Note to Ted: i saw yesterday a huge thick cloud of farmed salmon guts being released into the Fraser River, the largest salmon spawning river in western Canada. Now all the wild salmon swimming through that mess are at risk of the contamination and parasites of farmed salmon.

What are we doing to our planet?
Be careful.

Am i the only one noticing micro bits of plastic when i dissolve sea salt? They are indigestible, even indestructible, and a potential cause of cancer in our GI system.
I have switched to cooking only with Kosher or Himalayan pink salt.

Be very careful.

I haven’t noticed the plastic bits in my sea salt, but perhaps I’m not paying great attention. Will do the next time I sprinkle some on my meal. That’s concerning.

I doubt you will see thoee “foreign objects” on your meat, Alyssa. They are very small, not even a mm, and white, very hard to see until you dissolve a fair amount of sea salt in water, as in preparing a brine for a pork butt or a turkey. Even boiling water won’t dissolve them. I started noticing them last summer.
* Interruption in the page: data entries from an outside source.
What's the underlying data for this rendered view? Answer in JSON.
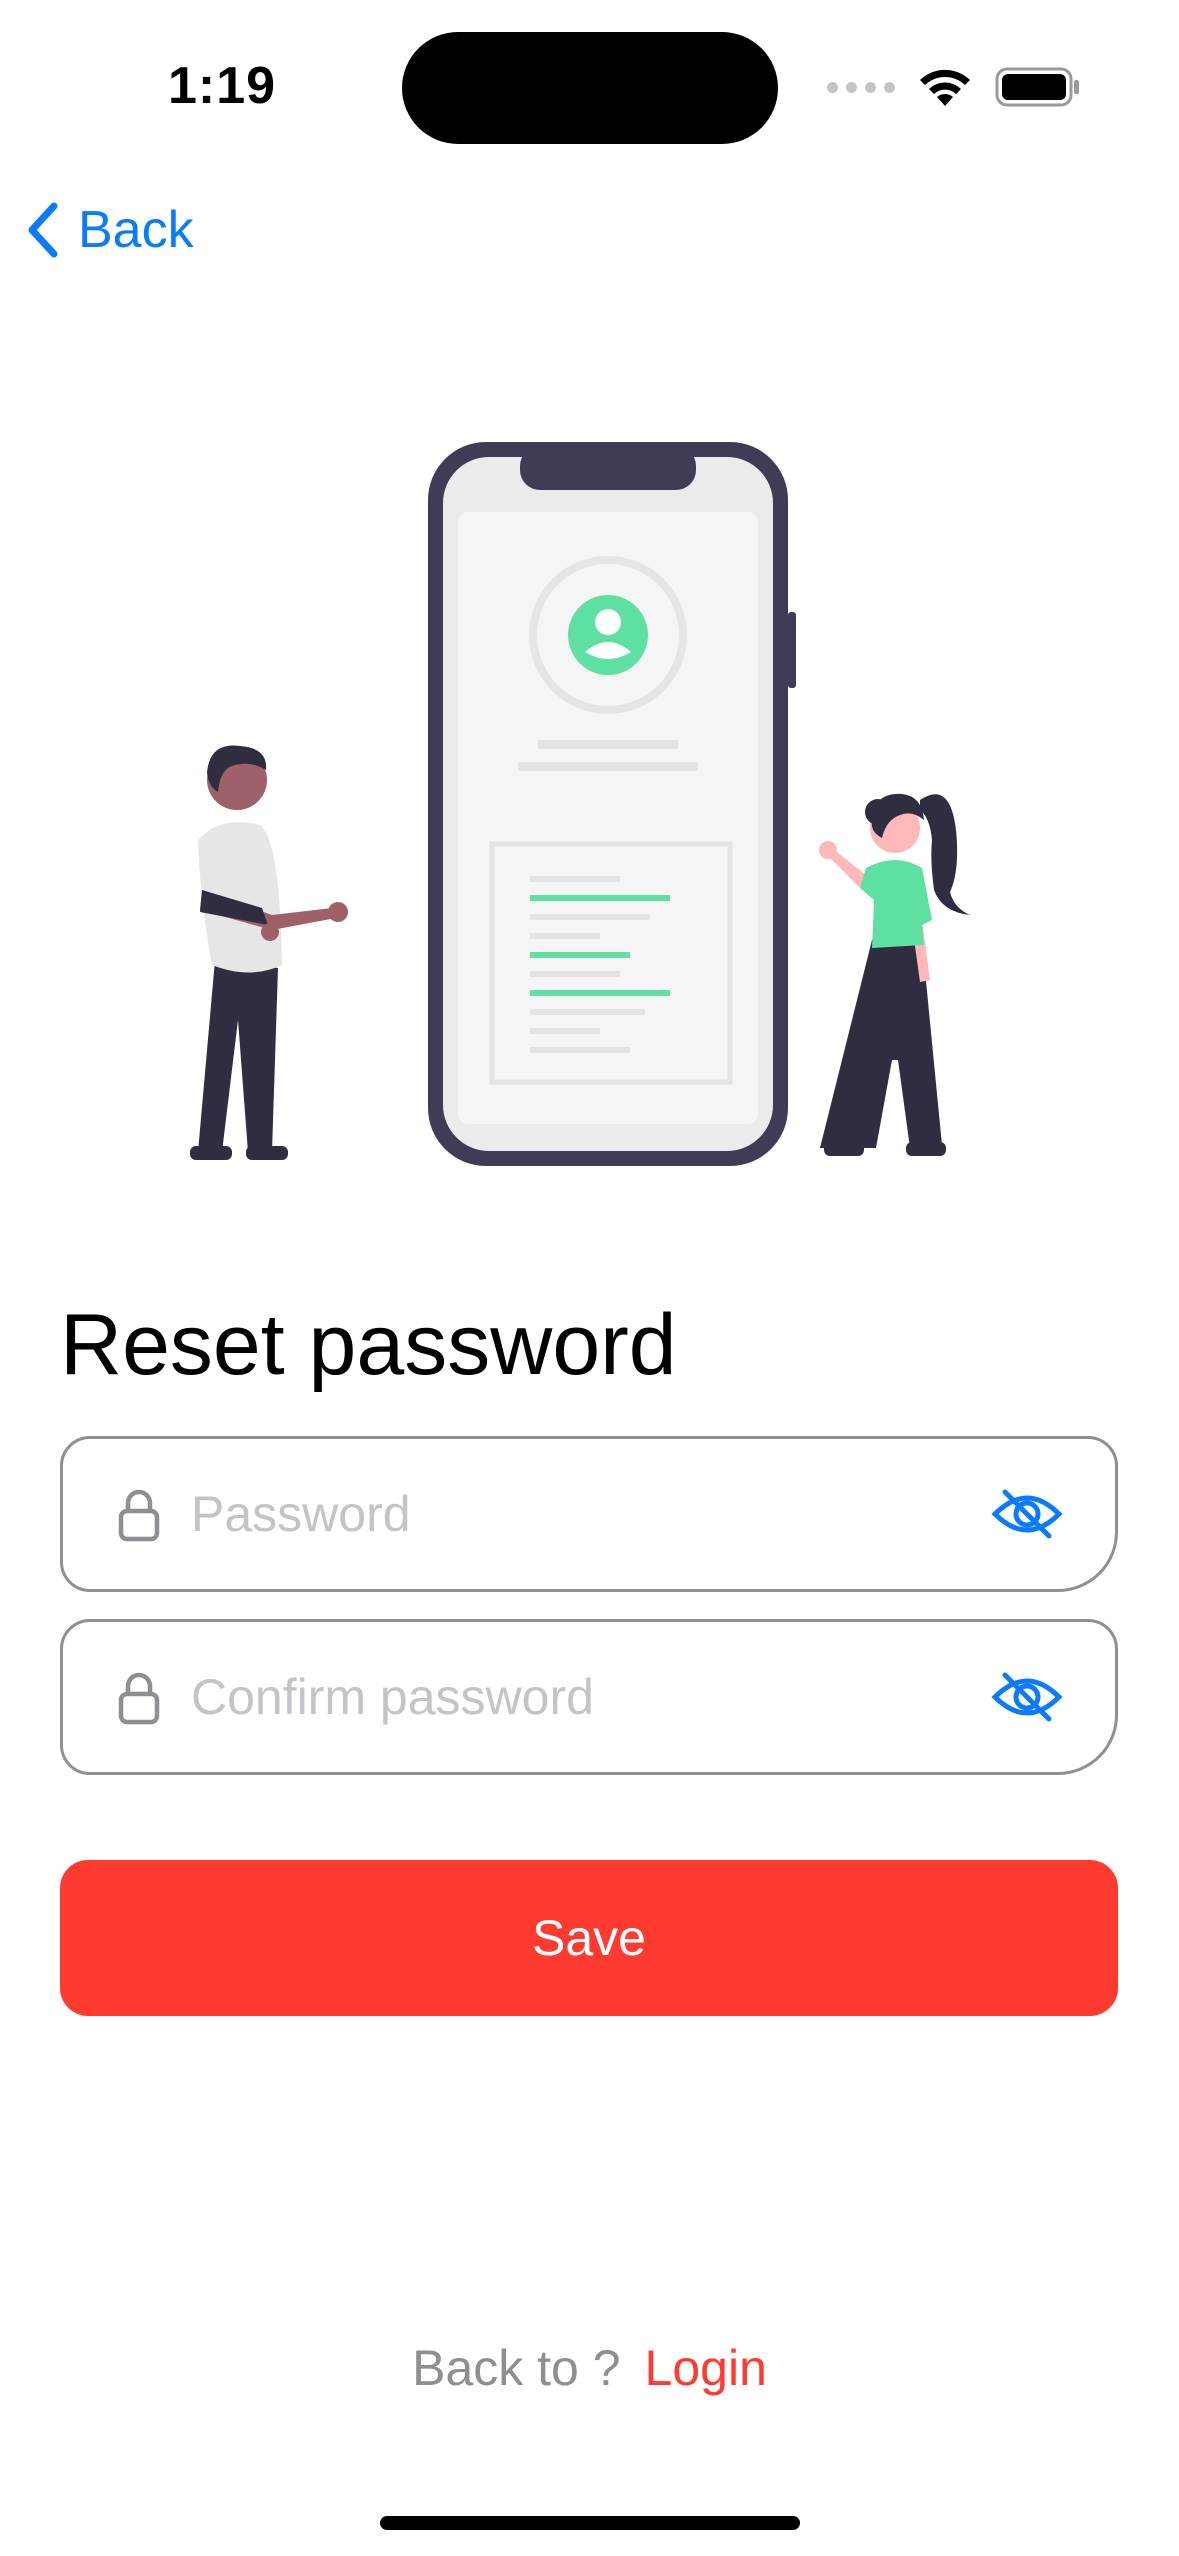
{
  "status_bar": {
    "time": "1:19"
  },
  "nav": {
    "back_label": "Back"
  },
  "form": {
    "title": "Reset password",
    "password_placeholder": "Password",
    "password_value": "",
    "confirm_placeholder": "Confirm password",
    "confirm_value": "",
    "save_label": "Save"
  },
  "footer": {
    "prompt": "Back to ?",
    "link": "Login"
  },
  "icons": {
    "back": "chevron-left-icon",
    "lock": "lock-icon",
    "eye": "eye-slash-icon",
    "wifi": "wifi-icon",
    "battery": "battery-icon",
    "signal": "signal-icon"
  },
  "colors": {
    "accent_blue": "#0a7aff",
    "primary_red": "#ff3b30",
    "illustration_green": "#5fe0a3",
    "illustration_dark": "#3f3d56",
    "placeholder_gray": "#c4c4c8"
  }
}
I read that the French have noticed it in their sea salt beds.

So i have stoped using sea salt when i cure salmon for smoking or gravlax, - to get back on topic, - sort of.
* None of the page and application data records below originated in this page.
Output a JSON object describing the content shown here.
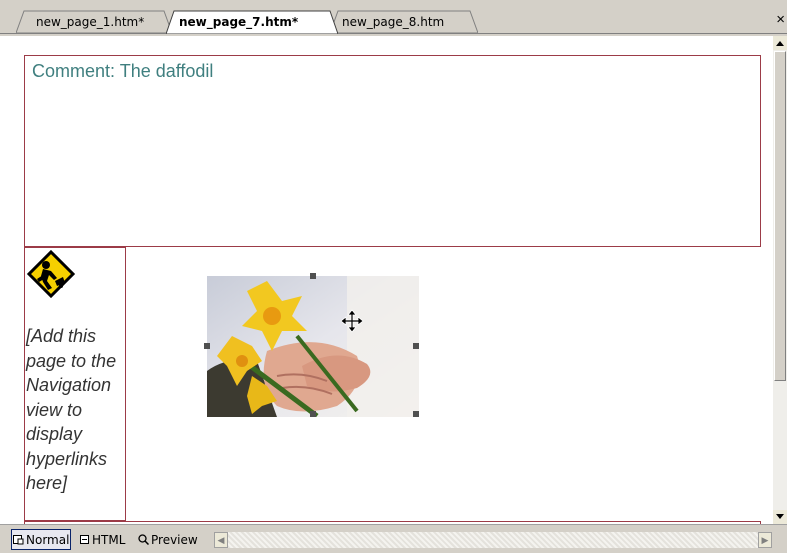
{
  "tabs": [
    {
      "label": "new_page_1.htm*",
      "active": false
    },
    {
      "label": "new_page_7.htm*",
      "active": true
    },
    {
      "label": "new_page_8.htm",
      "active": false
    }
  ],
  "close_label": "×",
  "editor": {
    "comment": "Comment: The daffodil",
    "nav_placeholder": "[Add this page to the Navigation view to display hyperlinks here]",
    "nav_icon": "under-construction-icon",
    "image": "daffodil-in-hands-photo"
  },
  "view_modes": [
    {
      "label": "Normal",
      "icon": "normal-view-icon",
      "active": true
    },
    {
      "label": "HTML",
      "icon": "html-view-icon",
      "active": false
    },
    {
      "label": "Preview",
      "icon": "preview-view-icon",
      "active": false
    }
  ],
  "colors": {
    "table_border": "#9c3b47",
    "comment_text": "#3f7f7f",
    "chrome": "#d4d0c8"
  }
}
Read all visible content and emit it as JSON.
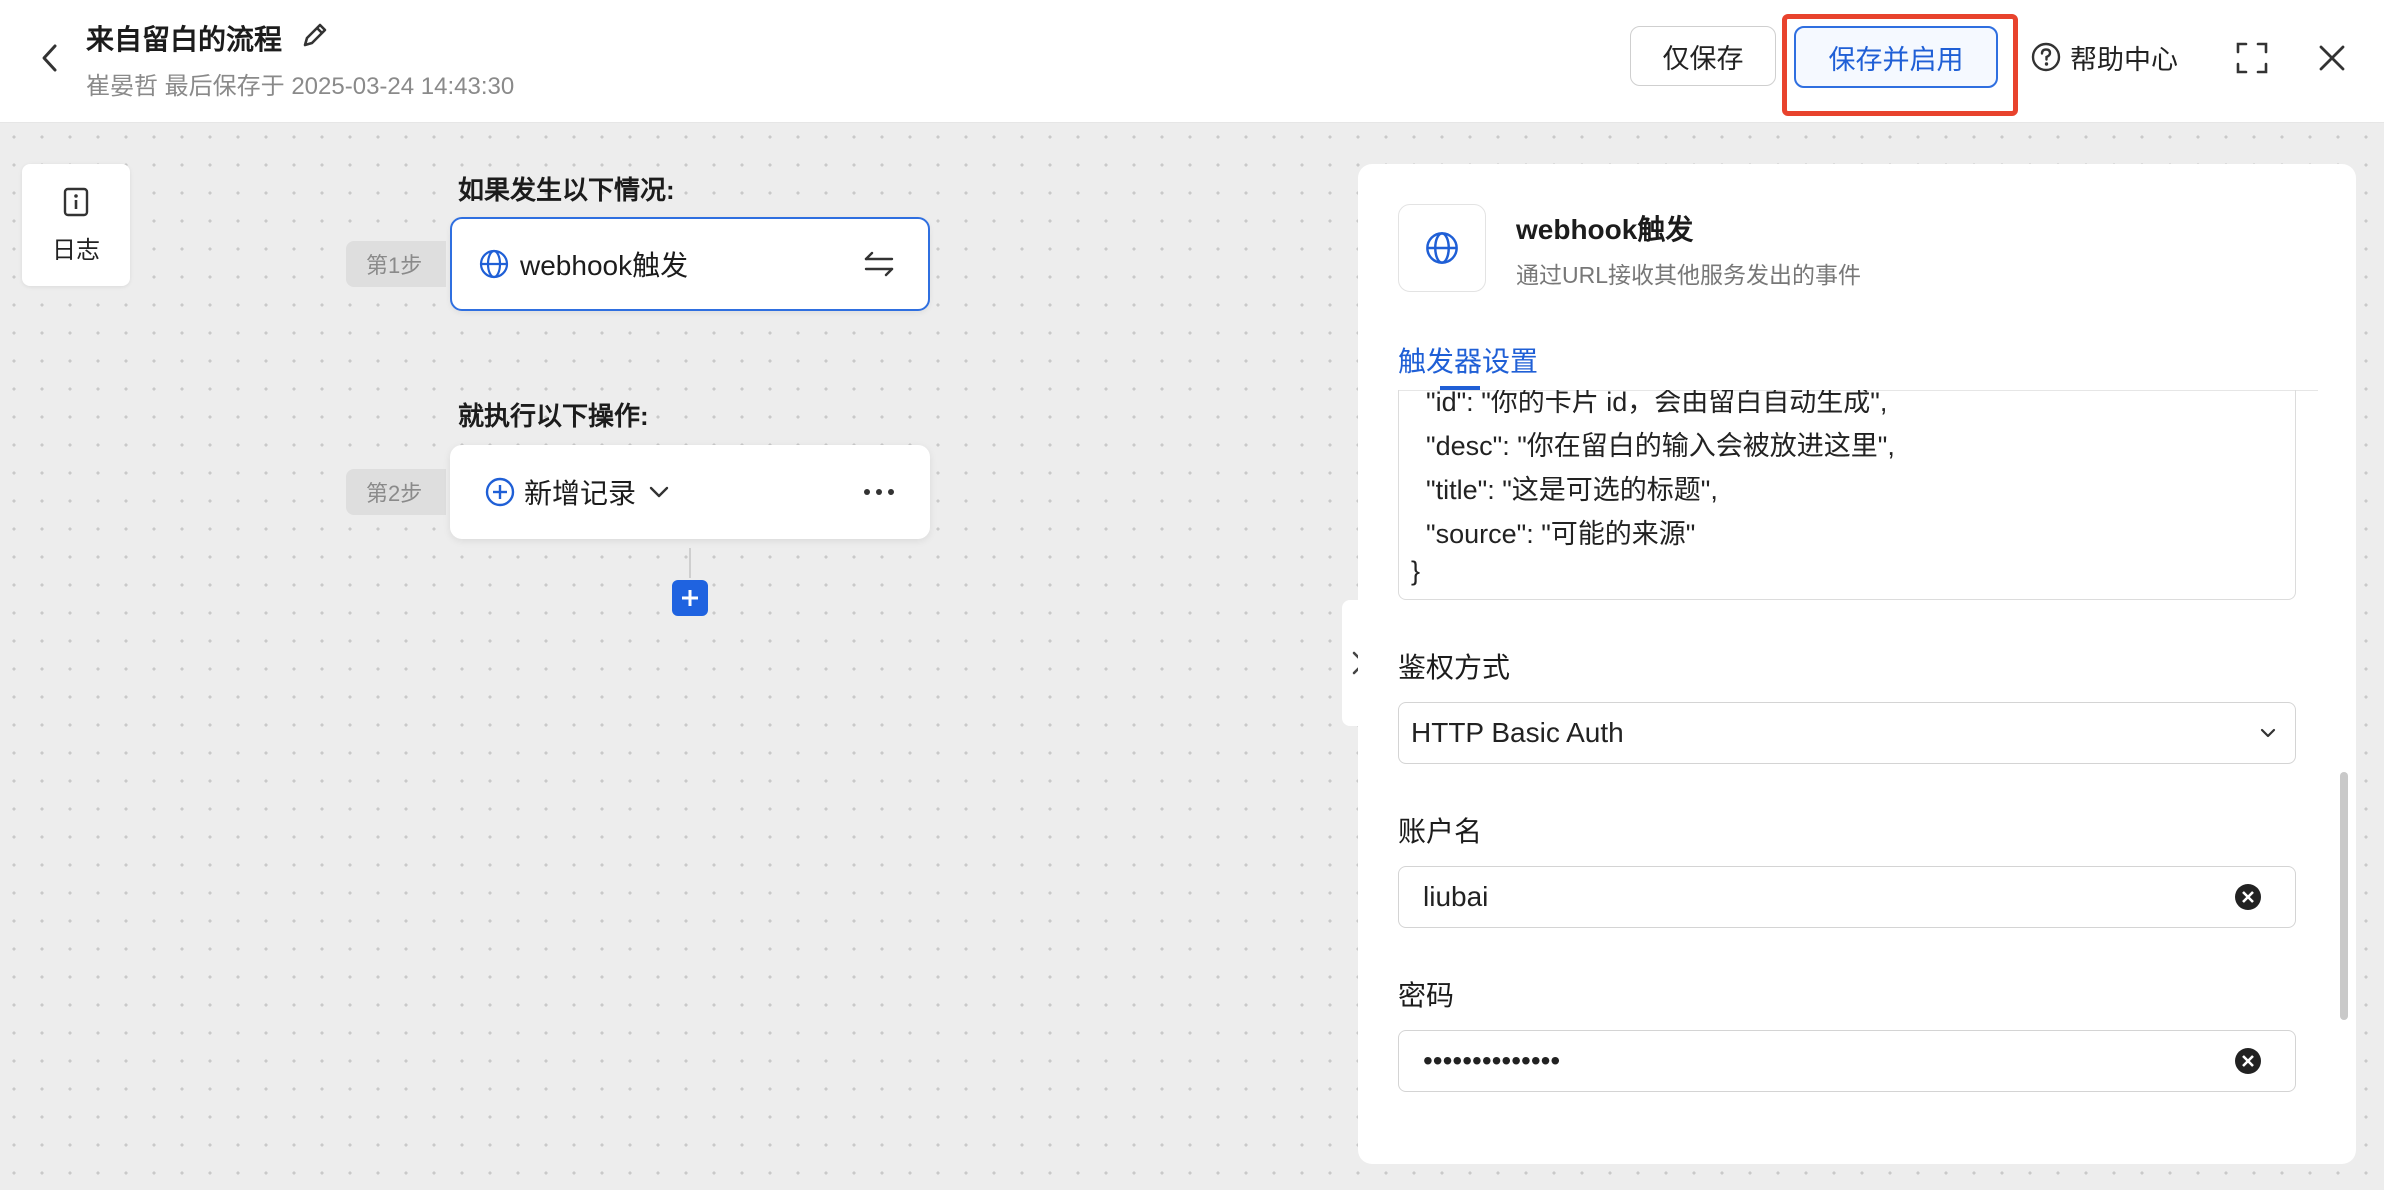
{
  "header": {
    "title": "来自留白的流程",
    "subtitle": "崔晏哲 最后保存于 2025-03-24 14:43:30",
    "save_only_label": "仅保存",
    "save_enable_label": "保存并启用",
    "help_label": "帮助中心"
  },
  "sidebar": {
    "log_label": "日志"
  },
  "flow": {
    "if_label": "如果发生以下情况:",
    "then_label": "就执行以下操作:",
    "step1_tag": "第1步",
    "step2_tag": "第2步",
    "trigger_label": "webhook触发",
    "action_label": "新增记录"
  },
  "panel": {
    "title": "webhook触发",
    "description": "通过URL接收其他服务发出的事件",
    "tab_label": "触发器设置",
    "code_lines": [
      "  \"id\": \"你的卡片 id，会由留白自动生成\",",
      "  \"desc\": \"你在留白的输入会被放进这里\",",
      "  \"title\": \"这是可选的标题\",",
      "  \"source\": \"可能的来源\"",
      "}"
    ],
    "auth_label": "鉴权方式",
    "auth_value": "HTTP Basic Auth",
    "username_label": "账户名",
    "username_value": "liubai",
    "password_label": "密码",
    "password_value": "••••••••••••••"
  },
  "colors": {
    "accent": "#1f5fd6",
    "highlight": "#e8432d"
  },
  "icons": {
    "back": "chevron-left-icon",
    "edit": "pencil-icon",
    "help": "question-circle-icon",
    "fullscreen": "expand-icon",
    "close": "close-icon",
    "log": "info-doc-icon",
    "trigger": "globe-icon",
    "swap": "swap-icon",
    "action": "plus-circle-icon",
    "more": "ellipsis-icon"
  }
}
I was experimenting with salmon lately and i came across blog, follow these 7 steps to sous vide salmon and you are safe.